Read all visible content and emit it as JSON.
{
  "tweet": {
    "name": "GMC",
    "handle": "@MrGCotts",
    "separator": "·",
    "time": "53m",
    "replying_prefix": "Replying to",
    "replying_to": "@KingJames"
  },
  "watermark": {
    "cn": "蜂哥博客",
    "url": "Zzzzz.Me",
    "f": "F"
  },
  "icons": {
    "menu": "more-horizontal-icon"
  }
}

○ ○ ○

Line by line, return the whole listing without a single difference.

Read all visible content and emit it as JSON.
{
  "tweet": {
    "name": "GMC",
    "handle": "@MrGCotts",
    "separator": "·",
    "time": "53m",
    "replying_prefix": "Replying to",
    "replying_to": "@KingJames"
  },
  "watermark": {
    "cn": "蜂哥博客",
    "url": "Zzzzz.Me",
    "f": "F"
  },
  "icons": {
    "menu": "more-horizontal-icon"
  }
}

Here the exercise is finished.